Recently, I became the coordinator of Phoenix House’s Roots of Change Coalition in Texas. I now work with men and women who have faced similar tragedies as a result of their children’s substance abuse; these individuals have helped me through my grieving process. Together, we strive to educate other parents about teen addiction and to change our communities. I know that this is what Misty would have wanted me to do. Looking back, I realize that if I had been armed with the prevention strategies I now share with others, I might have saved her.
Some of the applications are simple, but often ignored, like keeping alcohol from being accessible to teens and locking up prescription medications. But one of the most effective ways to help prevent teenage alcohol and drug use is eating together at the dinner table. Between Misty’s schoolwork, her part time job, and her involvement with the Monterey Bay oceanography club, we often grabbed dinner on the go or ate at different times. Now, with my youngest still at home, we make it a priority to sit down together—even when our schedules are jam-packed. Sharing a family meal has been statistically shown to help communication, strengthen commitments, and provide an opportunity for open dialogue—all of which reduce the likelihood of substance abuse in children.
So, this Thanksgiving, look around your house, check your wine and medicine cabinets—and, as you pass your kids the mashed potatoes and gravy, remind yourself that family mealtime shouldn’t be a special occasion, but a daily habit.

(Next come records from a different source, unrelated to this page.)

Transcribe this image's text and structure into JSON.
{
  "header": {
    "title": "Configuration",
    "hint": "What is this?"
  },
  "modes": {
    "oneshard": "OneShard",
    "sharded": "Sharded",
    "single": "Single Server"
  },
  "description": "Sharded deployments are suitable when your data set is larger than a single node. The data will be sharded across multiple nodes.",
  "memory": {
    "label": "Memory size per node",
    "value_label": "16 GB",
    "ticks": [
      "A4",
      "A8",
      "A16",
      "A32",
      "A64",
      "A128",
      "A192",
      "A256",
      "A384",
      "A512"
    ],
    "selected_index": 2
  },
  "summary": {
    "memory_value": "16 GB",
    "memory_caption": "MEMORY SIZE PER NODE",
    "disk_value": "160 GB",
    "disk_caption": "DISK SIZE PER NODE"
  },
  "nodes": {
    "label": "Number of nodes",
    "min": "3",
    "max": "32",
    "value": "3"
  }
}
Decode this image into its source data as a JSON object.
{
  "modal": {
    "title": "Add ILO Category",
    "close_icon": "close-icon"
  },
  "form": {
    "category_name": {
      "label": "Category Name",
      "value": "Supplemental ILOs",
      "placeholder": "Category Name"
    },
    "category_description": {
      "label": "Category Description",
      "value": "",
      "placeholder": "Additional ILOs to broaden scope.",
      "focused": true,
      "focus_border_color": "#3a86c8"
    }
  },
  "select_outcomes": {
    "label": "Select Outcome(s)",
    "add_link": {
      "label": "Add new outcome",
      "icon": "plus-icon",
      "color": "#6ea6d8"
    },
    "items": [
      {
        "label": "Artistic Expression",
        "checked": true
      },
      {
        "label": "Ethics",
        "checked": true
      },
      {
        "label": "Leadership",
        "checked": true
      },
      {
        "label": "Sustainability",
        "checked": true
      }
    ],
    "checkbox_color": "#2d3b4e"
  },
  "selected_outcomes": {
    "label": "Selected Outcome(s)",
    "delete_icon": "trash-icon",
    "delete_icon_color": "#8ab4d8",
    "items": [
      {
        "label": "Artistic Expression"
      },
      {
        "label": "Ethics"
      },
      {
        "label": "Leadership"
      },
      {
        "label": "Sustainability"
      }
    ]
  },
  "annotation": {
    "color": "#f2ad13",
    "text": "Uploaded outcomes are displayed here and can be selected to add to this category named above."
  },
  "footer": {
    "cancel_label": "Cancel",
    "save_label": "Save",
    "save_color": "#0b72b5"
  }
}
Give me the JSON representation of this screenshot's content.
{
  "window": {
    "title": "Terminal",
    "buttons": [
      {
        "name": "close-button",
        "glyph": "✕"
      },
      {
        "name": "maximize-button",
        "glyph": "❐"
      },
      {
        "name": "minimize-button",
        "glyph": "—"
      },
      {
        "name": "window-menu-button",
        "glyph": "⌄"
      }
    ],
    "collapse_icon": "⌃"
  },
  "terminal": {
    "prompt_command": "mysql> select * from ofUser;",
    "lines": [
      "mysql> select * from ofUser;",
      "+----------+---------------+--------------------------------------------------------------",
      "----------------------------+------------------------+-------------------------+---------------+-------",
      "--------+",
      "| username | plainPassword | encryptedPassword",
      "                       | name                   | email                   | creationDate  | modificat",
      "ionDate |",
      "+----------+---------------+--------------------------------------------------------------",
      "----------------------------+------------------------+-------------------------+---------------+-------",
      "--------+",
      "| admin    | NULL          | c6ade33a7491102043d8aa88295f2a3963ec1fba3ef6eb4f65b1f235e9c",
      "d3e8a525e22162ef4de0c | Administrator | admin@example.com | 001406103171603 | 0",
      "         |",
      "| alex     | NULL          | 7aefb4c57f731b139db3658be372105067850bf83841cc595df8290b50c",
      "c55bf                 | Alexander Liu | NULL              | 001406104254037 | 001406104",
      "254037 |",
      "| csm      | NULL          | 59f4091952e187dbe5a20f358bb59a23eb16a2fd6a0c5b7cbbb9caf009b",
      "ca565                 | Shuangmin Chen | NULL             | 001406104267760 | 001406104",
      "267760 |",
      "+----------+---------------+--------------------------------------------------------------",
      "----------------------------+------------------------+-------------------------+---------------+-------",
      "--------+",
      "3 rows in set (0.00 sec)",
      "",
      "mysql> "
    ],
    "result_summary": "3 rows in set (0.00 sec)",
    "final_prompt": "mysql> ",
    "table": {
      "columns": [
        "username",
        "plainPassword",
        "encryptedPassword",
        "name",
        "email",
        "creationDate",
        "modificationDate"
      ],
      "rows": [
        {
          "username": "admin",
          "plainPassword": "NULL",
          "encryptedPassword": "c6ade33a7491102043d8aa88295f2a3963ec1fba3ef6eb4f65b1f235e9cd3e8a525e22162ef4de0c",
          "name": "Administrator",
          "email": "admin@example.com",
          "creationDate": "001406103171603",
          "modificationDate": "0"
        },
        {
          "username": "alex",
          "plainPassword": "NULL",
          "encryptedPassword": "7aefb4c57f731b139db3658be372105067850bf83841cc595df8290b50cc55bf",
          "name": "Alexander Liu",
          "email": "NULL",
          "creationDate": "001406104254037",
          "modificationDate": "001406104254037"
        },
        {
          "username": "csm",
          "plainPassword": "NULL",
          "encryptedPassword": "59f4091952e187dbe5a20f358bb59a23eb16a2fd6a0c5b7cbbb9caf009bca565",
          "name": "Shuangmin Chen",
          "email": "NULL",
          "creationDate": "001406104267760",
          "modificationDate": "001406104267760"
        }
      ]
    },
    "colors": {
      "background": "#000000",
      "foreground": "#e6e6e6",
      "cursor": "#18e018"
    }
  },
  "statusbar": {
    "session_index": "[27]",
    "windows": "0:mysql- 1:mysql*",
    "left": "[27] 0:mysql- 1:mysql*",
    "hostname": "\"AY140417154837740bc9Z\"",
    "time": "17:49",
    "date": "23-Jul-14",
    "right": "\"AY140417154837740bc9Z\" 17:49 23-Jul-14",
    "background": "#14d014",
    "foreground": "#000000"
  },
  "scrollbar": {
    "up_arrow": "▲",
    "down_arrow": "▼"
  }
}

Think of it as life insurance.Verla Bruner LCDCI, Prevention Specialist The Roots of Change Coalition, Phoenix House Montgomery County, Texas Back to Index